Every holidaymaker has been there. Be it midway through a bus trip after a few too many drinks  or  after dodgy street food, there comes a time when a toilet is too far away. Some, though, have caused a stink by relieving themselves in inappropriate places, so it’s probably best to keep your legs tightly crossed for as long as possible.

In July, signs were unveiled in Iceland  to   curb the rising problem of public pooping and peeing at major tourist attractions. The signs show a human figure squatting inside a red circle with a diagonal line  through it,  and the words “No human waste” in English. It came in response to an increase in tourists refusing to pay to use communal toilets.

Show some respect
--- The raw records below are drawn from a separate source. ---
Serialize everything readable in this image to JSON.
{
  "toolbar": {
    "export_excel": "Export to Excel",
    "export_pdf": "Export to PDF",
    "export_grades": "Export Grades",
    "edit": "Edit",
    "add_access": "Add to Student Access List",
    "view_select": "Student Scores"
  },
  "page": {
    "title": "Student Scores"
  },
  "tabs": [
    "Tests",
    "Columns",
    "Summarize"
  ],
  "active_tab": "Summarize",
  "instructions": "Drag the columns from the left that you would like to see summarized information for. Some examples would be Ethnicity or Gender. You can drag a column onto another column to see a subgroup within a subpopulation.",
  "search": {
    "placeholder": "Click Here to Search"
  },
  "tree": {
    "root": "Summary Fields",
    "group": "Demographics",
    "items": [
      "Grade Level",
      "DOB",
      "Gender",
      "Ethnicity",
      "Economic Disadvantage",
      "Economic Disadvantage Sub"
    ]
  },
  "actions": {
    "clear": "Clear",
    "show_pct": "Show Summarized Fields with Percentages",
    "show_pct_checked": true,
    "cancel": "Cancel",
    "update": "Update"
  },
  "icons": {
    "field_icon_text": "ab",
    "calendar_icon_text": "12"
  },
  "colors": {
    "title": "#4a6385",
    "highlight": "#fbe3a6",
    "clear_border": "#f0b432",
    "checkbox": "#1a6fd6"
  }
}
Locals often complain that visitors show a  lack of respect. But while most can forgive if you forget the correct height to bow  when saying hello in Cambodia or how to place your chopsticks in Vietnam, some  shenanigans  go too far.

This month, officials urged tourists to stop  groping the breasts of a statue of   Yang Guifei, one of the   Four Beauties of ancient China, at Huaqing Hot Springs in Shaanxi province, after hordes of tourists  snapped shots of themselves touching up the stone tribute.
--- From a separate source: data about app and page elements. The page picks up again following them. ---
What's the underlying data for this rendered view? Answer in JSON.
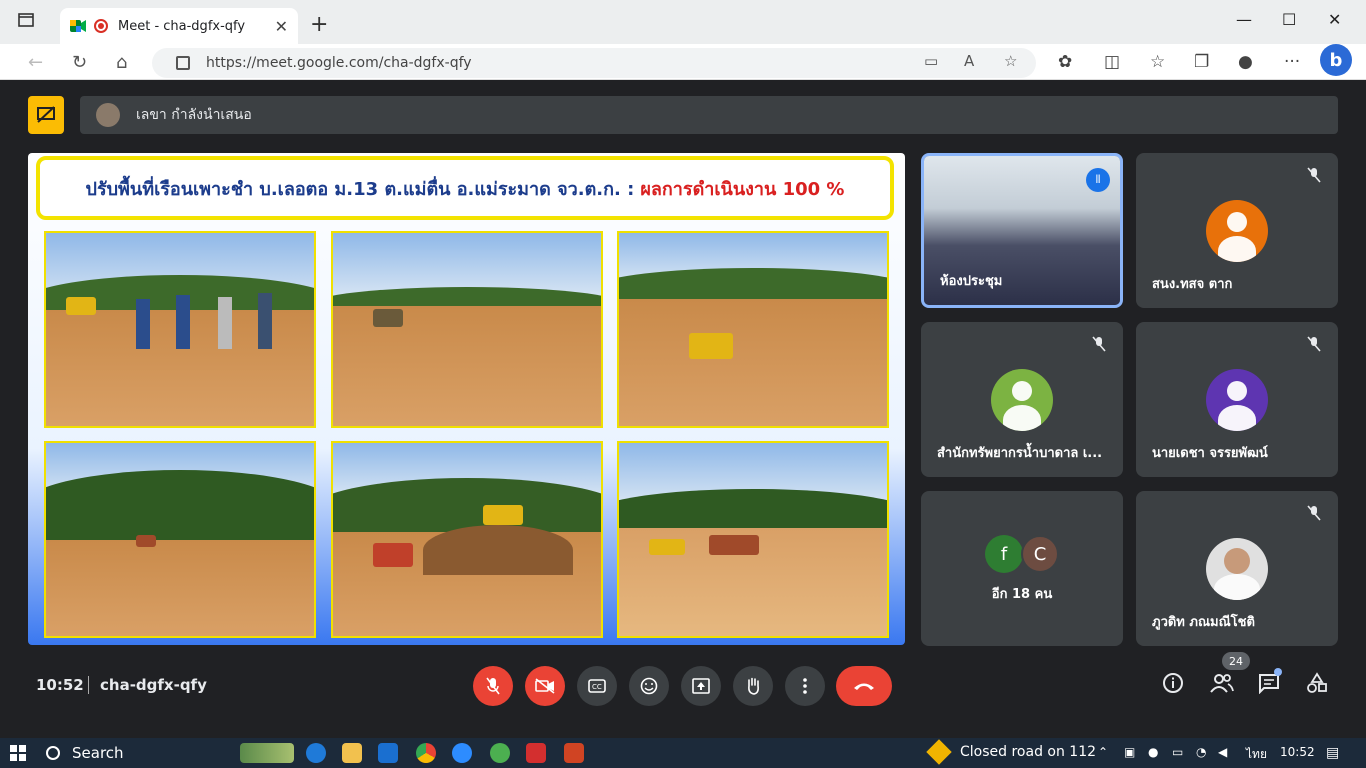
{
  "browser": {
    "tab_title": "Meet - cha-dgfx-qfy",
    "url": "https://meet.google.com/cha-dgfx-qfy"
  },
  "presentation": {
    "presenter_label": "เลขา กำลังนำเสนอ",
    "slide_title_main": "ปรับพื้นที่เรือนเพาะชำ บ.เลอตอ ม.13 ต.แม่ตื่น อ.แม่ระมาด จว.ต.ก. :",
    "slide_title_result": "ผลการดำเนินงาน 100 %"
  },
  "participants": [
    {
      "name": "ห้องประชุม",
      "muted": false,
      "speaking": true,
      "type": "video"
    },
    {
      "name": "สนง.ทสจ ตาก",
      "muted": true,
      "avatar_color": "#e8710a"
    },
    {
      "name": "สำนักทรัพยากรน้ำบาดาล เ...",
      "muted": true,
      "avatar_color": "#7cb342"
    },
    {
      "name": "นายเดชา จรรยพัฒน์",
      "muted": true,
      "avatar_color": "#5e35b1"
    },
    {
      "name": "อีก 18 คน",
      "muted": false,
      "initials": [
        "f",
        "C"
      ],
      "initial_colors": [
        "#2e7d32",
        "#6d4c41"
      ]
    },
    {
      "name": "ภูวดิท ภณมณีโชติ",
      "muted": true,
      "avatar_color": "#e0e0e0"
    }
  ],
  "controls": {
    "time": "10:52",
    "meeting_code": "cha-dgfx-qfy",
    "people_count": "24"
  },
  "taskbar": {
    "search_label": "Search",
    "notification": "Closed road on 112",
    "language": "ไทย",
    "time": "10:52"
  },
  "icons": {
    "mic_off": "mic-off-icon",
    "cam_off": "camera-off-icon",
    "captions": "captions-icon",
    "emoji": "emoji-icon",
    "present": "present-icon",
    "hand": "raise-hand-icon",
    "more": "more-icon",
    "end": "end-call-icon"
  }
}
The Colosseum in Rome has been the victim of a spate of  vandalism.  Last month, an   Austrian woman was caught carving “M.D.S.” with a  penknife  on a pillar. In July, a Lebanese woman used a coin to cut into the monument – just days after a Bulgarian international footballer was allegedly caught red-handed doing the same. In   March,   two Americans were arrested after scraping their names into an upper level of the  ampitheatre, and last year a   Canadian teenager was  stopped with a souvenir brick in her rucksack.

Don’t drink too much 
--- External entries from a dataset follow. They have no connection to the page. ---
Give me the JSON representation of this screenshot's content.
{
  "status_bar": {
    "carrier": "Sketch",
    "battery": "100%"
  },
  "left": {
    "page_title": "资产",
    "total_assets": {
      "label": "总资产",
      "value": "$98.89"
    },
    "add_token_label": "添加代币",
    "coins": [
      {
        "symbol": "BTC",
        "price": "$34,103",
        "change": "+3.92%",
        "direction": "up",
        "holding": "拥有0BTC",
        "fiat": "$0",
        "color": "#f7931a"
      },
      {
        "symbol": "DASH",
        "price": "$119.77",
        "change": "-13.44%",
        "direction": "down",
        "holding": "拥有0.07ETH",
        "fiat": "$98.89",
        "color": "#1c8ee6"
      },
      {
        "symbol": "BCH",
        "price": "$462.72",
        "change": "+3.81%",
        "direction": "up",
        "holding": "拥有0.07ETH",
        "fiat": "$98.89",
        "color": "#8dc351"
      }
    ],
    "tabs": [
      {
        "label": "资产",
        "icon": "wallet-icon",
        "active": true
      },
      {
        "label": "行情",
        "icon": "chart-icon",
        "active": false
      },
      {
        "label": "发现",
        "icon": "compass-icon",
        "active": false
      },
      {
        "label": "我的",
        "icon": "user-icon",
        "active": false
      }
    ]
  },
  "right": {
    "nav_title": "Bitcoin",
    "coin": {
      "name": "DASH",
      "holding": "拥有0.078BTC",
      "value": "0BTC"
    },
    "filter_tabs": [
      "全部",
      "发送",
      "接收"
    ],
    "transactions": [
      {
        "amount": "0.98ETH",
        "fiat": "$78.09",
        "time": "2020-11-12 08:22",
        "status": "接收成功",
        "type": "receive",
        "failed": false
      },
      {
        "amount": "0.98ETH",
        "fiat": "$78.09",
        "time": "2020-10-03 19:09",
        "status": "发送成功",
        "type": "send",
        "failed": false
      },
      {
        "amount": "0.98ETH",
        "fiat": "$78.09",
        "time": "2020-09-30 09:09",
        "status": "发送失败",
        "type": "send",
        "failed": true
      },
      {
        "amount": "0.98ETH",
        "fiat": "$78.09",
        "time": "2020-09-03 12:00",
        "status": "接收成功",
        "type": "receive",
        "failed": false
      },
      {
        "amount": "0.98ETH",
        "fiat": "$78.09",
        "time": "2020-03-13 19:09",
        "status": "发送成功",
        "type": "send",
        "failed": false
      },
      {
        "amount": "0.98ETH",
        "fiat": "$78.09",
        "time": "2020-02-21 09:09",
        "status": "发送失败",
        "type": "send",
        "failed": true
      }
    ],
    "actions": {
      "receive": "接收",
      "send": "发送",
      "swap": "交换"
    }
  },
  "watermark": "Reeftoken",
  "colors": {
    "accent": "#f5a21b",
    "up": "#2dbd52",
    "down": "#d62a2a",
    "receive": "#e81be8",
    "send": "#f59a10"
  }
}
A holiday is the time to unwind with a few alcoholic drinks, but the drunken escapades of some tourists have ruined their holidays.  Consider the case of the two British holidaymakers who, in an episode reminiscent of film The Hangover, woke up the worse for wear after a late-night drinking session to find a penguin in their hotel room  on Australia’s Gold Coast. It transpired they had broken into  a theme park while drunk, set off a fire extinguisher in the shark tank and  swum with dolphins before taking the penguin.

Passengers at Rome’s Fiumicino airport were shocked to find a   Norwegian tourist  amid the luggage on the carousel. It is believed he had drunk too much, climbed over a closed check-in desk and fallen asleep on the conveyor belt.

 Know the local laws

For years, Britons have been getting officials in the United Arab Emirates hot under the collar over their frisky public frolics. Several people have been  sentenced to jail terms in Dubai for engaging in drunken extramarital sex in public places – and not all have been as lucky as Vince Acors and Michelle Palmer, whose prison sentences were eventually suspended. Not knowing or abiding by local laws can cause trouble for travellers.

Eating in public in daylight during the holy month of Ramadan in the UAE can land visitors in jail. In Barbados, it’s an offence to dress in camouflage clothing, while in Nigeria it’s illegal to bring mineral water into the country.

When visiting Thailand, refrain from stepping on currency, as the baht carries the face of the country's revered King Bhumibol. It is a criminal act.

Visitors to Germany should make sure they don’t run out of fuel on the autobahn, as it’s an offence. So is feeding pigeons in St Mark’s Square, Venice, where fines are handed out to those caught.